April Core Value | CONFIDENCE
As we talk about confidence we wanted to first focus on self-confidence: the general view of yourself and how likely you believe you can accomplish and meet goals.
Practical Ways to Improve Your Confidence (and why you should)
The New York Times has written a practical list of different ways to improve your confidence and they have sited that high confidence leads to more chances to improve. Believing in yourself matters. According to Charlie Houpert, the author of "Charisma on Command", confidence doesn't just make you feel better, it also helps you take risks to make tangible improvements to your life." Here are a few ideas to try this month:
Try things that make you uncomfortable.
- "This can involve more daunting changes, like taking a new job or confronting someone you usually avoid. However, it can also take smaller forms, like striking up a conversation with someone new if you’re normally shy, or trying a new food. According to Mr. Houpert, it’s more important that you regularly expand your comfort zone rather than occasionally throwing yourself into the deep end."
Defy your impostor syndrome.
- "Impostor syndrome is a nasty mental bug that convinces you that your accomplishments don't really count. This doubt can creep in because it's easier to remember faults but more difficult to remember successes. Make a habit of periodically writing down or reflecting on times you've done things well.
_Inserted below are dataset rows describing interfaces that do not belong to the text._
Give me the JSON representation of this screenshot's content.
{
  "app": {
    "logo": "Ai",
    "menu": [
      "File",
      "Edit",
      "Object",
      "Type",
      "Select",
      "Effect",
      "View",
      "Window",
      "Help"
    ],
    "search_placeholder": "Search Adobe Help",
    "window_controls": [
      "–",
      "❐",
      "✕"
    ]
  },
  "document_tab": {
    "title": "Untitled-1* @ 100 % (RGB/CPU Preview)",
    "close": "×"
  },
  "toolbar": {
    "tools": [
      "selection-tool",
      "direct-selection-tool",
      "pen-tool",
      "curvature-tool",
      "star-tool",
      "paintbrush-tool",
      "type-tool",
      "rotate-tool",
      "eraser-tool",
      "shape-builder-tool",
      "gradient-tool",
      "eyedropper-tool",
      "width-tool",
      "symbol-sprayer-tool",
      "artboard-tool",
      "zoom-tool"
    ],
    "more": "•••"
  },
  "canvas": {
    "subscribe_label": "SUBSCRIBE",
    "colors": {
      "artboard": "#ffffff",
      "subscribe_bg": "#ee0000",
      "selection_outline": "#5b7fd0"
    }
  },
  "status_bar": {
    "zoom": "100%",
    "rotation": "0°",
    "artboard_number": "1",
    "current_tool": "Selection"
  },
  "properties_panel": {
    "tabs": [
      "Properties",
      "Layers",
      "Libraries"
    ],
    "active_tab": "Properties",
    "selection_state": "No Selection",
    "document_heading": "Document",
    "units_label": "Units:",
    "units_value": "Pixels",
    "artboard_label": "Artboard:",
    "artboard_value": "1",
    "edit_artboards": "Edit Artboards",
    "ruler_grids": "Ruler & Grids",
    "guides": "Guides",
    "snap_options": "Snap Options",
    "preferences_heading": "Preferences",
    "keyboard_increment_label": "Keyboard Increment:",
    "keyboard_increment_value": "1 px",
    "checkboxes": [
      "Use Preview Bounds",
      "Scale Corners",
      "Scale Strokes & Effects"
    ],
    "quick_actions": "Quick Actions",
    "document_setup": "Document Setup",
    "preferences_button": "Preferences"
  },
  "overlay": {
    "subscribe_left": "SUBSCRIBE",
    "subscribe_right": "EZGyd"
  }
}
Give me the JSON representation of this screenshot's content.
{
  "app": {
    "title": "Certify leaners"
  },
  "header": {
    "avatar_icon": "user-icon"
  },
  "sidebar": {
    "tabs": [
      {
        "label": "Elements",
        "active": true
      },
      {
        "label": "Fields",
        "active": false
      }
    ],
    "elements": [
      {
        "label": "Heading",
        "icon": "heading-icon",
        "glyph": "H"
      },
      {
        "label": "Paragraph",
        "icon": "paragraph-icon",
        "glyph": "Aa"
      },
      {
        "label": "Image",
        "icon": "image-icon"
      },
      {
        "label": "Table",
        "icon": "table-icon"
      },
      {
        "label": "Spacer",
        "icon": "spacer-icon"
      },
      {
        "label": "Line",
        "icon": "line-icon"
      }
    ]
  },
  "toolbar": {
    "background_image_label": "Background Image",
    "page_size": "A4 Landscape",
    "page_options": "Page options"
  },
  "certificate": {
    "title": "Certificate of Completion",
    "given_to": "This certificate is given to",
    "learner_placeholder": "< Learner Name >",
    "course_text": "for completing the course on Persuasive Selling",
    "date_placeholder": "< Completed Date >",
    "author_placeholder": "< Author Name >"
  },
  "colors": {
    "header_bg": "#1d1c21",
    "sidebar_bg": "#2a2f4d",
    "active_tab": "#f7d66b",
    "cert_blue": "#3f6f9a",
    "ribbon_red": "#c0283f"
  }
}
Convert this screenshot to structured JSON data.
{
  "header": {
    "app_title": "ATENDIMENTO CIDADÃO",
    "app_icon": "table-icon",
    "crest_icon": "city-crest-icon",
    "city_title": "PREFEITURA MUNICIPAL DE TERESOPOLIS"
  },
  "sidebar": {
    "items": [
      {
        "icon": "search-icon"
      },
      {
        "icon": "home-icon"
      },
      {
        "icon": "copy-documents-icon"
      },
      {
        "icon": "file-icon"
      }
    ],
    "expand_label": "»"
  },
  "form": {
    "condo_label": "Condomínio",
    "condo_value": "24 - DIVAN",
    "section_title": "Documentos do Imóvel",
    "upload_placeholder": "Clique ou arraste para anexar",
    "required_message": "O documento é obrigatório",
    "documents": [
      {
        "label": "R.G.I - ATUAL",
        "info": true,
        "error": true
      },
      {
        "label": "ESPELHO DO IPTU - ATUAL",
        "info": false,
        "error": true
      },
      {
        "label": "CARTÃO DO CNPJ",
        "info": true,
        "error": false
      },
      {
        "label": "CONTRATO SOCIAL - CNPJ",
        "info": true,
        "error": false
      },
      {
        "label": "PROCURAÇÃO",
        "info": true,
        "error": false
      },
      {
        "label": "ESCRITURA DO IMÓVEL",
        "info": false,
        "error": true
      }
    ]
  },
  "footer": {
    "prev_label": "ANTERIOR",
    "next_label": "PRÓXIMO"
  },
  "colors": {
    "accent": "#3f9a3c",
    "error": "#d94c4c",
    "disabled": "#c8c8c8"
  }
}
It's easier to be confident in your abilities when you remember them."
Adjust your posture.
- "The posture you adopt can affect how you feel about yourself. While it might feel a little silly at first (remember that tip about stepping outside your comfort zone), trying out powerful stances can help adjust your frame of mind. Research from Ohio State University suggests that something as simple as sitting up straight can make you feel more confident in what you're doing."